Young people about to leave foster care are another vulnerable population. After 18, they are completely on their own, receiving no support for the transition to independence. Calling these young people "the chronically homeless in training," Carlson says supportive housing for them is the first point of prevention for homelessness, preferably near community colleges to take advantage of good, affordable job training.
A city that doesn't provide for the homeless still pays -- and dearly -- Carlson says. Research by Dennis Culhane of the University of Pennsylvania found that it costs local governments about the same to manage the homeless with the triage approach of emergency room, jails and courts as it does to provide them with permanent housing and treatment programs.
But where does the money come from when the city budget is in tatters? Carlson points to a new Washington state law, which provides money to establish a coordinated homeless housing program statewide.

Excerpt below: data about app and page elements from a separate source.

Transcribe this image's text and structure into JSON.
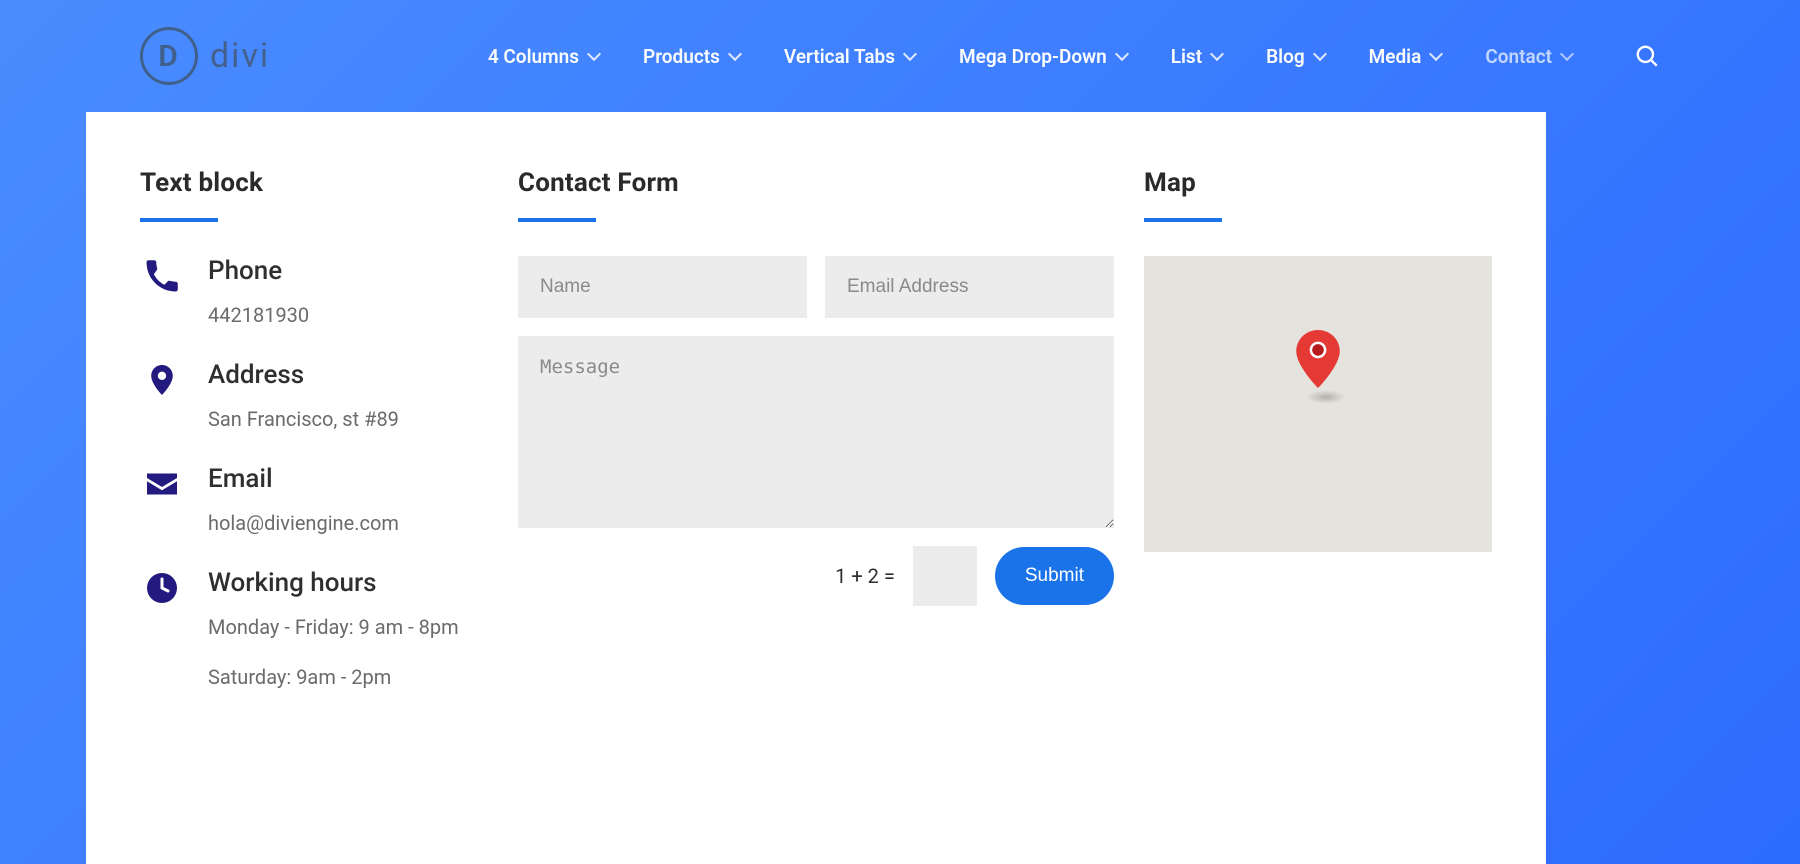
{
  "brand": {
    "mark": "D",
    "name": "divi"
  },
  "nav": {
    "items": [
      {
        "label": "4 Columns"
      },
      {
        "label": "Products"
      },
      {
        "label": "Vertical Tabs"
      },
      {
        "label": "Mega Drop-Down"
      },
      {
        "label": "List"
      },
      {
        "label": "Blog"
      },
      {
        "label": "Media"
      },
      {
        "label": "Contact",
        "active": true
      }
    ]
  },
  "panel": {
    "text_block": {
      "title": "Text block",
      "phone": {
        "label": "Phone",
        "value": "442181930"
      },
      "address": {
        "label": "Address",
        "value": "San Francisco, st #89"
      },
      "email": {
        "label": "Email",
        "value": "hola@diviengine.com"
      },
      "hours": {
        "label": "Working hours",
        "lines": [
          "Monday - Friday: 9 am - 8pm",
          "Saturday: 9am - 2pm"
        ]
      }
    },
    "contact_form": {
      "title": "Contact Form",
      "name_placeholder": "Name",
      "email_placeholder": "Email Address",
      "message_placeholder": "Message",
      "captcha": "1 + 2 =",
      "submit": "Submit"
    },
    "map": {
      "title": "Map"
    }
  }
}
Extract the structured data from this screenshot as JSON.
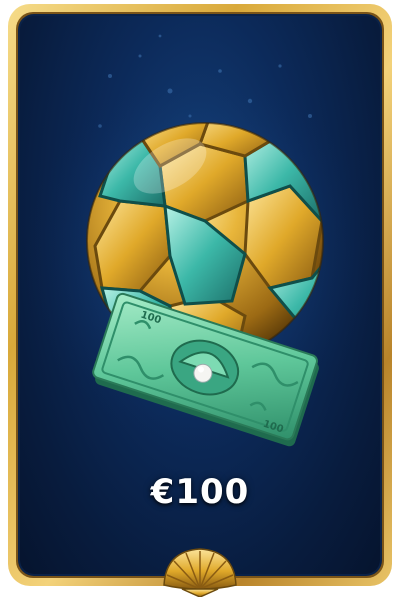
{
  "card": {
    "prize_amount": "€100",
    "reward_icon": "football-with-banknote-icon",
    "ornament_icon": "scallop-shell-icon"
  },
  "colors": {
    "frame_gold": "#d9a93a",
    "background_navy": "#0c2a5a",
    "ball_gold": "#e0a92a",
    "ball_teal": "#3cb8a8",
    "banknote_green": "#5fc79a"
  }
}
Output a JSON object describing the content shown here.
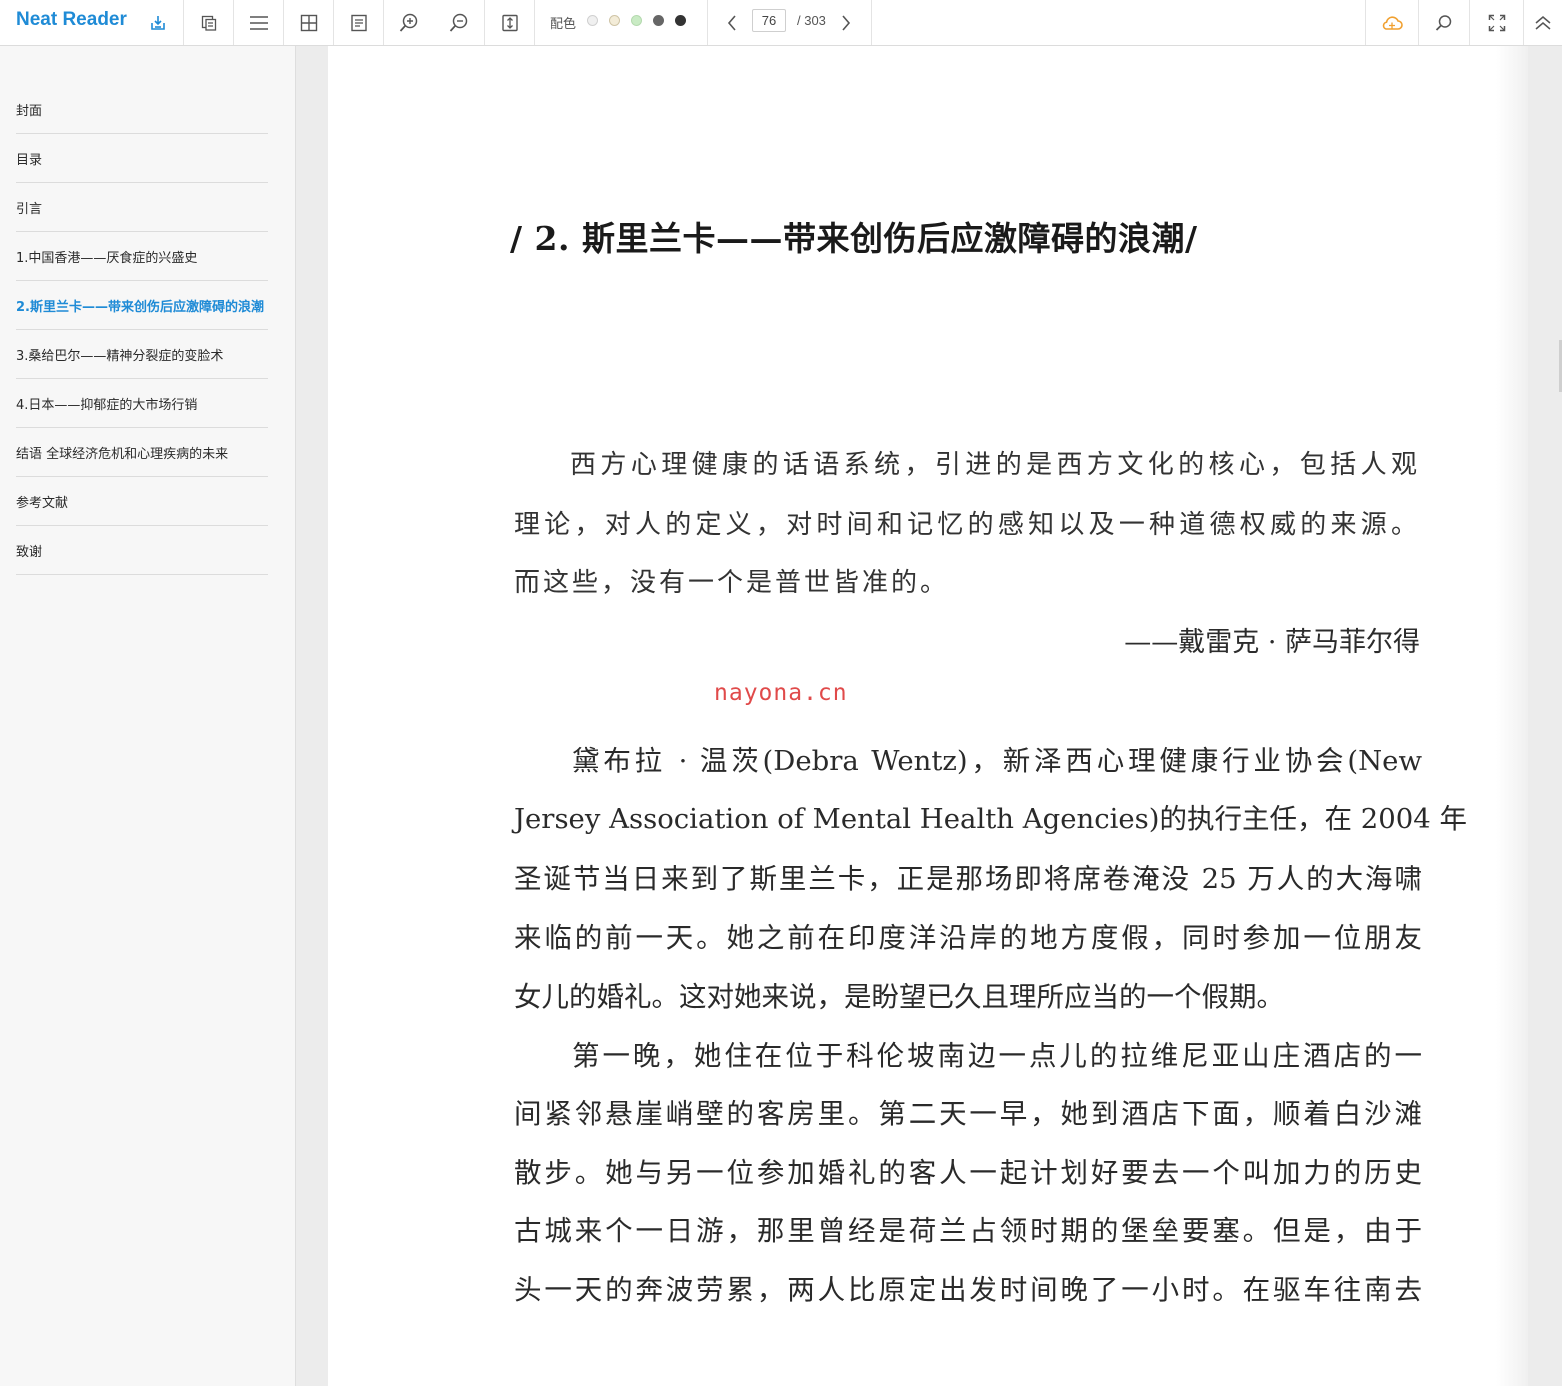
{
  "app": {
    "title": "Neat Reader"
  },
  "toolbar": {
    "palette_label": "配色",
    "palette_colors": [
      "#f0f0f0",
      "#f3ecd8",
      "#c9ebc4",
      "#666666",
      "#333333"
    ],
    "current_page": "76",
    "total_pages": "/ 303",
    "accent_color": "#1f8bd6",
    "cloud_color": "#f0a030",
    "icons": [
      "export-icon",
      "copy-pages-icon",
      "menu-icon",
      "grid-icon",
      "notes-icon",
      "zoom-in-icon",
      "zoom-out-icon",
      "fit-height-icon",
      "prev-page-icon",
      "next-page-icon",
      "cloud-sync-icon",
      "search-icon",
      "fullscreen-icon",
      "collapse-icon"
    ]
  },
  "sidebar": {
    "active_index": 4,
    "items": [
      {
        "label": "封面"
      },
      {
        "label": "目录"
      },
      {
        "label": "引言"
      },
      {
        "label": "1.中国香港——厌食症的兴盛史"
      },
      {
        "label": "2.斯里兰卡——带来创伤后应激障碍的浪潮"
      },
      {
        "label": "3.桑给巴尔——精神分裂症的变脸术"
      },
      {
        "label": "4.日本——抑郁症的大市场行销"
      },
      {
        "label": "结语 全球经济危机和心理疾病的未来"
      },
      {
        "label": "参考文献"
      },
      {
        "label": "致谢"
      }
    ]
  },
  "page": {
    "chapter_title": "/ 2. 斯里兰卡——带来创伤后应激障碍的浪潮/",
    "epigraph_lines": [
      "西方心理健康的话语系统，引进的是西方文化的核心，包括人观",
      "理论，对人的定义，对时间和记忆的感知以及一种道德权威的来源。",
      "而这些，没有一个是普世皆准的。"
    ],
    "epigraph_author": "——戴雷克 · 萨马菲尔得",
    "watermark": "nayona.cn",
    "body_lines": [
      "黛布拉 · 温茨(Debra Wentz)，新泽西心理健康行业协会(New",
      "Jersey Association of Mental Health Agencies)的执行主任，在 2004 年",
      "圣诞节当日来到了斯里兰卡，正是那场即将席卷淹没 25 万人的大海啸",
      "来临的前一天。她之前在印度洋沿岸的地方度假，同时参加一位朋友",
      "女儿的婚礼。这对她来说，是盼望已久且理所应当的一个假期。",
      "第一晚，她住在位于科伦坡南边一点儿的拉维尼亚山庄酒店的一",
      "间紧邻悬崖峭壁的客房里。第二天一早，她到酒店下面，顺着白沙滩",
      "散步。她与另一位参加婚礼的客人一起计划好要去一个叫加力的历史",
      "古城来个一日游，那里曾经是荷兰占领时期的堡垒要塞。但是，由于",
      "头一天的奔波劳累，两人比原定出发时间晚了一小时。在驱车往南去"
    ]
  }
}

In Spokane, the mayor's Task Force on Homelessness is focusing on downtown street homeless and the chronically homeless population. Triggered by last summer's campout in downtown Spokane by homeless activists, discussions began last December on Spokane's 10-year plan to end homelessness, which is to be modeled on plans drafted by other cities.
Helen Jones, external consultant to the task force, says a final planning document should be out in the fall. At the moment, no forum for public comment is planned.
Rising Times, the bi-monthly newspaper of Spokane's homeless community, is looking for a new editor. Tyler Martin, who has held the paid job for the last two years, is leaving in the fall.
Rising Times was founded in 2001 by The Inlander's Leah Sottile while she was an undergraduate journalism major at Gonzaga with an interest in homeless issues. The paper is now an AmeriCorps project and is sponsored by the Center for Community Action and Service Learning (CCASL) on the Gonzaga campus.
Martin was a recent Gonzaga graduate when he took the job. A double major in biology and political science, Martin says he didn't have any real knowledge of homeless issues at the time. He also struggled to learn newspaper layout "on the fly," which, he admits, "tested my anger-management skills." Journalistic writing also took some practice, because of the need to write simply and present both sides, rather than arguing his own opinion.
Martin says the press run for Rising Times is 1,200 copies, which are distributed on the street by anywhere from five to 15 homeless people; articles are written both by homeless people and by Gonzaga students involved in the project.
At a minimum, candidates must have a desire to work with the homeless community of Spokane. In addition, basic writing skills, knowledge of newspaper layout and familiarity with Microsoft Windows and Mac OSX are important.
Applicants must meet AmeriCorps requirements to join the organization. To apply, go to the home page at the AmeriCorps Web site, www.americorps.gov, and click on "Joining Us."
Publication date: 04/21/05